The announced closures of some companies didn’t effect this year’s appraisals, except to send at least two of those higher because they lost their abatements.
Property appraisals are determined by how the property looked on January 1, and most of the closures came or were announced for later than that.
The now-closed Lance snack food factory actually gained value because the company didn’t live up to its tax abatement agreement. Lance and the Home Depot Warehouse both lost their abatements this year. The full impact of the closures won’t be known until 2013, Morris said.
Another big change for 2013 will be the full value of the new high-voltage power line owned by Lone Star Transmission, a 300-mile line stretching from West Texas to Navarro County. It’s 21 miles long inside the county. The lines are bringing wind-generated power to North and East Texas.

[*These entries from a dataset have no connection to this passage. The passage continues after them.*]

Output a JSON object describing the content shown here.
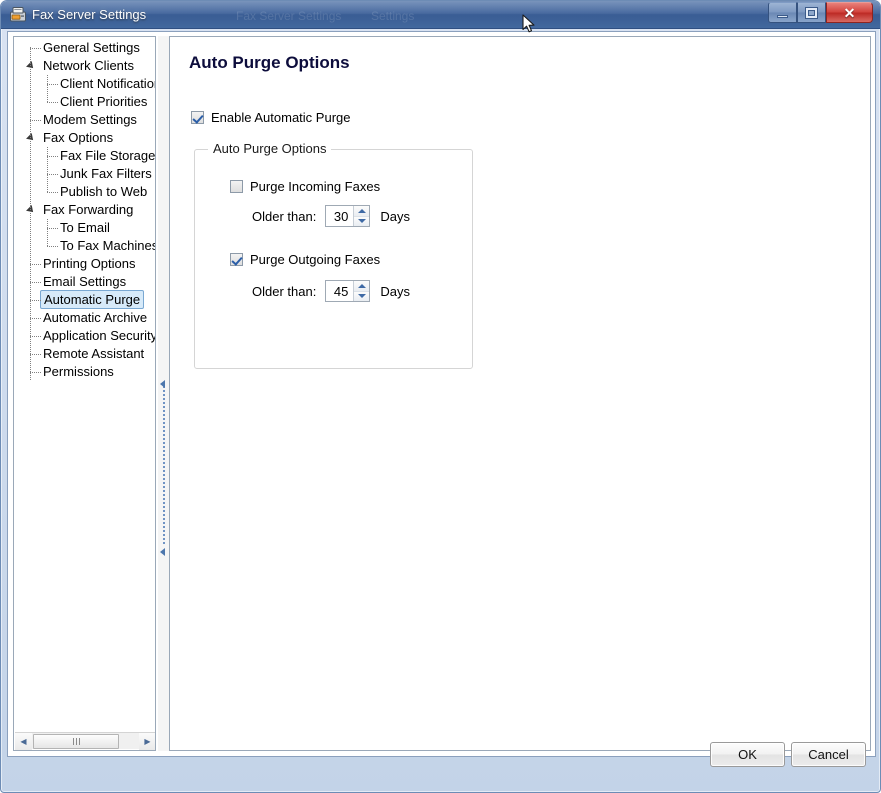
{
  "window": {
    "title": "Fax Server Settings",
    "icon": "fax-machine-icon",
    "ghost_labels": [
      "Fax Server Settings",
      "Settings"
    ],
    "controls": {
      "minimize": "Minimize",
      "maximize": "Restore",
      "close": "Close",
      "close_glyph": "✕"
    },
    "accent_title_bg": "#3f639b",
    "accent_close": "#d2453f"
  },
  "sidebar": {
    "items": [
      {
        "label": "General Settings",
        "level": 1,
        "expander": false,
        "selected": false
      },
      {
        "label": "Network Clients",
        "level": 1,
        "expander": true,
        "selected": false
      },
      {
        "label": "Client Notification",
        "level": 2,
        "expander": false,
        "selected": false
      },
      {
        "label": "Client Priorities",
        "level": 2,
        "expander": false,
        "selected": false
      },
      {
        "label": "Modem Settings",
        "level": 1,
        "expander": false,
        "selected": false
      },
      {
        "label": "Fax Options",
        "level": 1,
        "expander": true,
        "selected": false
      },
      {
        "label": "Fax File Storage",
        "level": 2,
        "expander": false,
        "selected": false
      },
      {
        "label": "Junk Fax Filters",
        "level": 2,
        "expander": false,
        "selected": false
      },
      {
        "label": "Publish to Web",
        "level": 2,
        "expander": false,
        "selected": false
      },
      {
        "label": "Fax Forwarding",
        "level": 1,
        "expander": true,
        "selected": false
      },
      {
        "label": "To Email",
        "level": 2,
        "expander": false,
        "selected": false
      },
      {
        "label": "To Fax Machines",
        "level": 2,
        "expander": false,
        "selected": false
      },
      {
        "label": "Printing Options",
        "level": 1,
        "expander": false,
        "selected": false
      },
      {
        "label": "Email Settings",
        "level": 1,
        "expander": false,
        "selected": false
      },
      {
        "label": "Automatic Purge",
        "level": 1,
        "expander": false,
        "selected": true
      },
      {
        "label": "Automatic Archive",
        "level": 1,
        "expander": false,
        "selected": false
      },
      {
        "label": "Application Security",
        "level": 1,
        "expander": false,
        "selected": false
      },
      {
        "label": "Remote Assistant",
        "level": 1,
        "expander": false,
        "selected": false
      },
      {
        "label": "Permissions",
        "level": 1,
        "expander": false,
        "selected": false
      }
    ],
    "hscroll": {
      "left_arrow": "◀",
      "right_arrow": "▶"
    },
    "selected_bg": "#d7eaf9",
    "selected_border": "#7aa8d2"
  },
  "content": {
    "title": "Auto Purge Options",
    "enable_purge": {
      "label": "Enable Automatic Purge",
      "checked": true
    },
    "groupbox": {
      "legend": "Auto Purge Options",
      "options": [
        {
          "label": "Purge Incoming Faxes",
          "checked": false,
          "older_than_label": "Older than:",
          "value": "30",
          "units": "Days"
        },
        {
          "label": "Purge Outgoing Faxes",
          "checked": true,
          "older_than_label": "Older than:",
          "value": "45",
          "units": "Days"
        }
      ]
    }
  },
  "footer": {
    "ok": "OK",
    "cancel": "Cancel"
  }
}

When completed, the line will benefit Blooming Grove ISD, Dawson ISD, Frost ISD and Corsicana ISD. This year the biggest beneficiary is Dawson ISD, where the company built a 345-kilovolt substation. It went on the school district’s tax rolls as worth $13.5 million.

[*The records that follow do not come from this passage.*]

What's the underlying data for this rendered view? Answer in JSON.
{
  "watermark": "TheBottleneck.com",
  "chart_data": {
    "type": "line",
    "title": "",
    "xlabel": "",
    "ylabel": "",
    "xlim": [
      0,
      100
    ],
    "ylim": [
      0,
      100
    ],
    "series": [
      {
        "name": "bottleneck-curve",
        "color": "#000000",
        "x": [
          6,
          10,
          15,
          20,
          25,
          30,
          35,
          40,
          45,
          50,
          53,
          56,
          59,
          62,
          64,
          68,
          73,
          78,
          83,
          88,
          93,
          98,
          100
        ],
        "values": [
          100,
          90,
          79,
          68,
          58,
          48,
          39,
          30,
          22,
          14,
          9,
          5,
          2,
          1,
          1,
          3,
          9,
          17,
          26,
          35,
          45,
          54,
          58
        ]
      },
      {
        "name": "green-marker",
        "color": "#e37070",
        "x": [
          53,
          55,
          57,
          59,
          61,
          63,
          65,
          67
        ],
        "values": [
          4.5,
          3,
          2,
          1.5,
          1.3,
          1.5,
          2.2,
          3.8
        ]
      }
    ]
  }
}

Frost also gained from the tank farm, the value of which is determined by the price of oil.
“Frost always gains from the tank farms, the liquids that go into those tank farms,” Morris said.
On opposite sides of the county, Dawson and Mildred school districts face vastly different situations this budget season.

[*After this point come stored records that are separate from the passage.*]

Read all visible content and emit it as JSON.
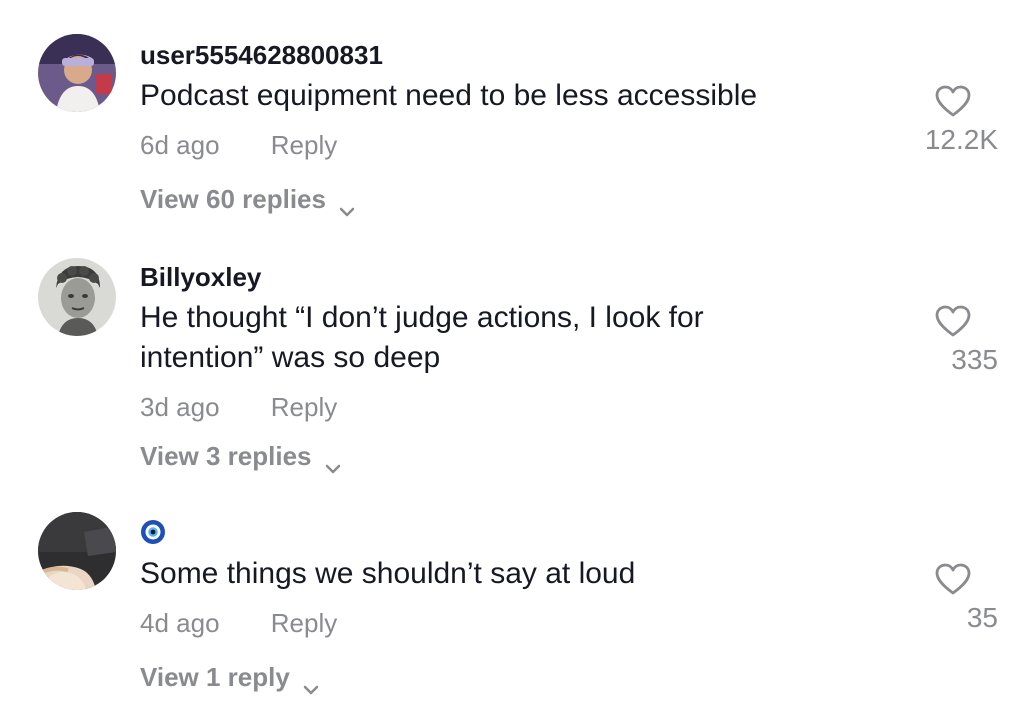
{
  "comments": [
    {
      "username": "user5554628800831",
      "text": "Podcast equipment need to be less accessible",
      "time": "6d ago",
      "reply_label": "Reply",
      "view_replies": "View 60 replies",
      "likes": "12.2K"
    },
    {
      "username": "Billyoxley",
      "text": "He thought “I don’t judge actions, I look for intention” was so deep",
      "time": "3d ago",
      "reply_label": "Reply",
      "view_replies": "View 3 replies",
      "likes": "335"
    },
    {
      "username_icon": "nazar-eye-emoji",
      "text": "Some things we shouldn’t say at loud",
      "time": "4d ago",
      "reply_label": "Reply",
      "view_replies": "View 1 reply",
      "likes": "35"
    }
  ],
  "colors": {
    "primary_text": "#161823",
    "secondary_text": "#8a8b91",
    "background": "#ffffff"
  }
}
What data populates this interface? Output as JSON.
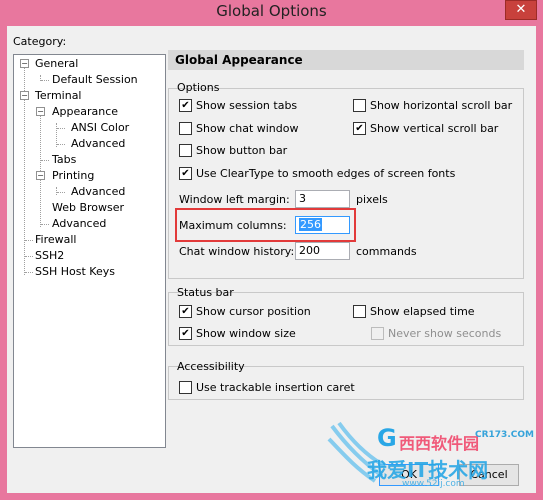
{
  "window": {
    "title": "Global Options",
    "close_glyph": "✕"
  },
  "category": {
    "label": "Category:",
    "tree": [
      {
        "label": "General",
        "expander": "−"
      },
      {
        "label": "Default Session"
      },
      {
        "label": "Terminal",
        "expander": "−"
      },
      {
        "label": "Appearance",
        "expander": "−"
      },
      {
        "label": "ANSI Color"
      },
      {
        "label": "Advanced"
      },
      {
        "label": "Tabs"
      },
      {
        "label": "Printing",
        "expander": "−"
      },
      {
        "label": "Advanced"
      },
      {
        "label": "Web Browser"
      },
      {
        "label": "Advanced"
      },
      {
        "label": "Firewall"
      },
      {
        "label": "SSH2"
      },
      {
        "label": "SSH Host Keys"
      }
    ]
  },
  "panel": {
    "header": "Global Appearance",
    "options": {
      "title": "Options",
      "show_session_tabs": {
        "label": "Show session tabs",
        "checked": true
      },
      "show_horizontal_scroll_bar": {
        "label": "Show horizontal scroll bar",
        "checked": false
      },
      "show_chat_window": {
        "label": "Show chat window",
        "checked": false
      },
      "show_vertical_scroll_bar": {
        "label": "Show vertical scroll bar",
        "checked": true
      },
      "show_button_bar": {
        "label": "Show button bar",
        "checked": false
      },
      "use_cleartype": {
        "label": "Use ClearType to smooth edges of screen fonts",
        "checked": true
      },
      "window_left_margin": {
        "label": "Window left margin:",
        "value": "3",
        "unit": "pixels"
      },
      "maximum_columns": {
        "label": "Maximum columns:",
        "value": "256"
      },
      "chat_window_history": {
        "label": "Chat window history:",
        "value": "200",
        "unit": "commands"
      }
    },
    "status_bar": {
      "title": "Status bar",
      "show_cursor_position": {
        "label": "Show cursor position",
        "checked": true
      },
      "show_elapsed_time": {
        "label": "Show elapsed time",
        "checked": false
      },
      "show_window_size": {
        "label": "Show window size",
        "checked": true
      },
      "never_show_seconds": {
        "label": "Never show seconds",
        "checked": false
      }
    },
    "accessibility": {
      "title": "Accessibility",
      "use_trackable_caret": {
        "label": "Use trackable insertion caret",
        "checked": false
      }
    }
  },
  "buttons": {
    "ok": "OK",
    "cancel": "Cancel"
  },
  "watermark": {
    "brand": "西西软件园",
    "domain": "CR173.COM",
    "slogan": "我爱IT技术网",
    "url": "www.52ij.com"
  },
  "check_glyph": "✔"
}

Mildred went through a round of layoffs this past spring, and while appraisals are up 2 percent, it’s still less than expected, according to Mildred Superintendent Becky Burns.
“It’s less than projected. Generally, we average 6 percent, so we were thinking conservatively 4 percent,” Burns explained. “It was below our conservative expectations.”
Mildred is below the state’s property tax cap of $1.04 for $100 of property value, and Burns would not rule out the possibility of raising the rate this coming year. The district’s budget workshop will be on Aug. 13.
“We’re just using up rolls and rolls of adding tape,” Burns said. “It’s just a sign of the times. We’re going to deal with it.”
Dawson’s values are up 14 percent, well above projections, but the district’s not going to give raises or go hog-wild, according to Board of Trustees President Clarence Hollingsworth.
If there’s any big changes being made, it’s in hiring a full-time superintendent for the first time in about five years.
“It’s great news for us,” Hollingsworth said. “We’ll take care of our needs. We’re a conservative district. We’re not just going to throw money away.”
Dawson has in the past given step raises for teachers, and given small raises to the paraprofessionals and long-term employees.
“We’ll look at that again next year to see what we can do,” Hollingsworth said.
Although it hasn’t been voted on yet, Corsicana ISD is also considering raises across the board for its teachers and staff.
Janet Jacobs may be reached via e-mail at email@example.com. Want to “sound off” to this article? E-mail: Soundoff@corsicanadailysun.com
Certified 2012 taxable values for Navarro’s largest taxing entities.
Entity 2009 2010 2011 2012 % change Est. taxes*
Navarro County $2,513,829,623 $2,615,167,061 $2,680,110,829 $2,774,095,027 3% $13,692,686
Navarro College $2,513,868,603 $2,615,172,084 $2,680,143,629 $2,774,259,367 3% $3,189,370
City of Corsicana $1,179,702,795 $1,222,239,080 $1,219,483,454 $1,249,849,381 2.4% $7,648,600
Blooming Grove ISD $128,619,730 $128,561,287 $131,008,963 $137,408,228 4.6% $1,480,401
Corsicana ISD $1,354,153,759 $1,380,949,865 $1,397,454,163 $1,418,388 1.4% $17,929,336
Dawson ISD $97,527,670 $98,112,054 $103,515,672 $120,568,545 14% $1,335,352
Frost ISD $58,804,080 $64,150,000 $74,496,681 $80,057,108 7% $934,933
Kerens ISD $201,235,349 $237,587,709 $249,573,200 $266,574,086 6% $2,770,262
Mildred ISD $401,533,925 $385,465,718 $395,969631 $404,300,714 2% $5,067,619
Rice ISD $84,021,950 $100,450,620 $110,017,153 $110,416,969 .3% $1,562,243
*Estimated taxes are based on the 2011 rates.
Source: Chief Appraiser Karen Morris, Navarro Central Appraisal District